Despite warnings foxes and feral cats would kill 30 rare eastern bettongs raised behind a protective fence if they were released into the wild, the ACT Government went ahead and released twice that number.
ACT Parks and Conservation director Daniel Iglesias said on Tuesday (19 March) that 67 bettongs (Bettongia gaimardi) had been taken by foxes in the Lower Cotter Catchment, west of Canberra.
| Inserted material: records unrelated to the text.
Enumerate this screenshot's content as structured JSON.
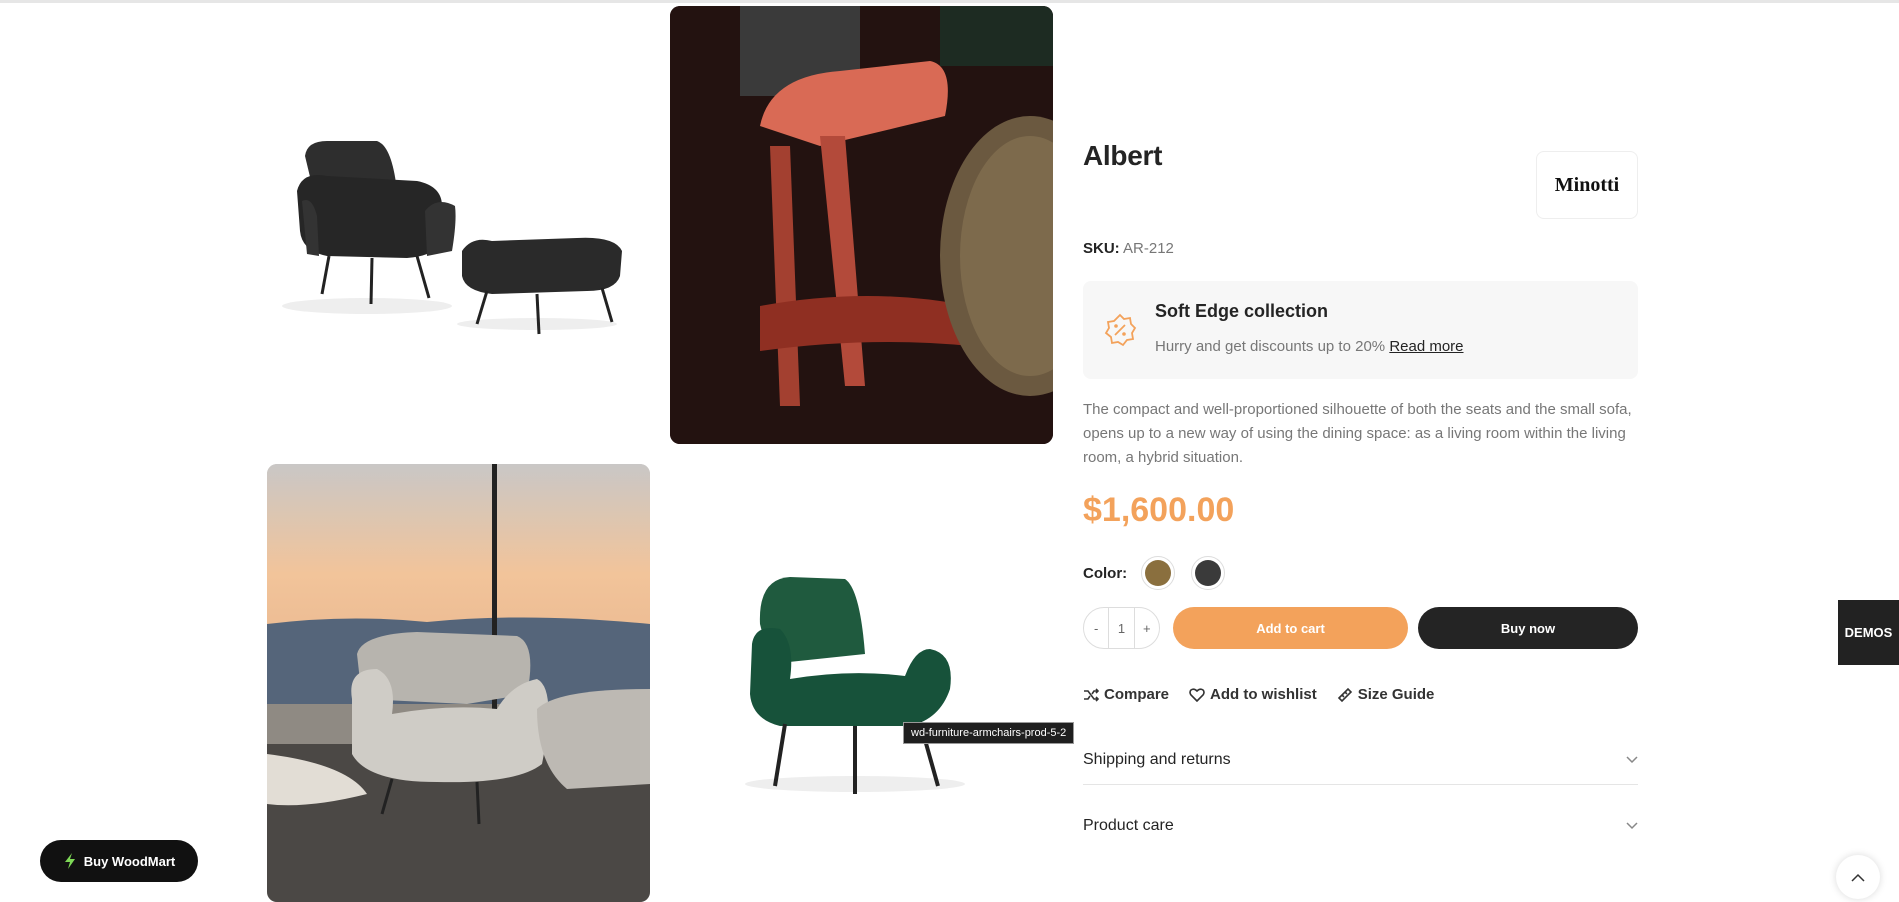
{
  "product": {
    "title": "Albert",
    "brand": "Minotti",
    "sku_label": "SKU:",
    "sku_value": "AR-212",
    "promo_title": "Soft Edge collection",
    "promo_text": "Hurry and get discounts up to 20%",
    "promo_link": "Read more",
    "description": "The compact and well-proportioned silhouette of both the seats and the small sofa, opens up to a new way of using the dining space: as a living room within the living room, a hybrid situation.",
    "price": "$1,600.00",
    "color_label": "Color:",
    "swatches": [
      {
        "name": "brown",
        "color": "#8a6f3e"
      },
      {
        "name": "dark",
        "color": "#3a3a3a"
      }
    ],
    "qty_minus": "-",
    "qty_value": "1",
    "qty_plus": "+",
    "add_to_cart": "Add to cart",
    "buy_now": "Buy now",
    "actions": {
      "compare": "Compare",
      "wishlist": "Add to wishlist",
      "size_guide": "Size Guide"
    },
    "accordion": [
      {
        "label": "Shipping and returns"
      },
      {
        "label": "Product care"
      }
    ]
  },
  "gallery": {
    "tooltip": "wd-furniture-armchairs-prod-5-2"
  },
  "widgets": {
    "demos_label": "DEMOS",
    "buy_woodmart": "Buy WoodMart"
  },
  "colors": {
    "accent": "#f3a25b",
    "dark": "#242424"
  }
}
Rabbit-sized and known as a rat kangaroo, bettongs only survive in the wild in Tasmania.
Many of the females released into the bush near Canberra had offspring which would have perished too.
Introduced foxes, cats and clearing for agriculture made bettongs extinct on the mainland in the 1920s.
Re-introduced from Tasmania, the shy little marsupials were quietly taken from their predator-proof enclosure in the national capital and released at the end of 2016. At the time the ACT Government referred to only 30 bettongs in the trial. A pest expert likened the experiment to offering up the rare native animals as cat and dog food.
Mr Iglesias says one female lasted the longest in the wild – 18 months.
He said the ‘Holy Grail’ in Australian conservation was re-establishing endangered populations outside protective fences. Best practice was to do trials, and in previous trials the bettongs had lasted only four or five months.
He says the ACT experiment, a calculated risk, proves bettongs can live in the wild long enough to reproduce in the presence of foxes.
The trial showed adult bettongs can tolerate a degree of fox attacks. “Individuals will be taken by foxes, but overall the population can replace itself through breeding. That can happen with foxes in the environment at certain threshold levels that this trial has documented,” Mr Iglesias said.
“We can have bettongs outside the fence if we can keep foxes below a certain threshold. That to me is the exciting part of what has come out of this trial.’’
He says traditional fox control methods of shooting and baiting failed. “It doesn’t cut the mustard,” the parks chief said.
“We have to be more innovative in the way we control foxes, because the reward is almost within reach of a reintroduction. We have been able to demonstrate that these animals can exist with foxes in the environment,” he said.
The ANU Fenner School of Environment and Society would document the experiment and publish its findings and help, along with Centre for Invasive Species, and Woodlands and Wetlands Trust to investigate better methods of controlling foxes.
“The trial is finished,” Mr Iglesias said. “We are not going to continue with it, because we know what the situation is. It has led us down a point that would suggest there is no point putting any more bettongs out there.”
Thousands of 1080 poison (sodium fluoroacetate) baits were dropped over 8000 hectares from mid-2015 in preparation of the secret release. A dramatic decline of foxes ensured. But in the end, the foxes prevailed. The last signal from a bettong’s radio-radio-transmitter was heard early last year.
Mr Iglesias says the trial was ethical, and under the International Union for Conservation of Nature guidelines. He is satisfied it was transparent and open.
He said the trial’s outcome had not been made public earlier because researchers were yet to complete their analysis.
Do you believe bettongs should be protected or released into the wild?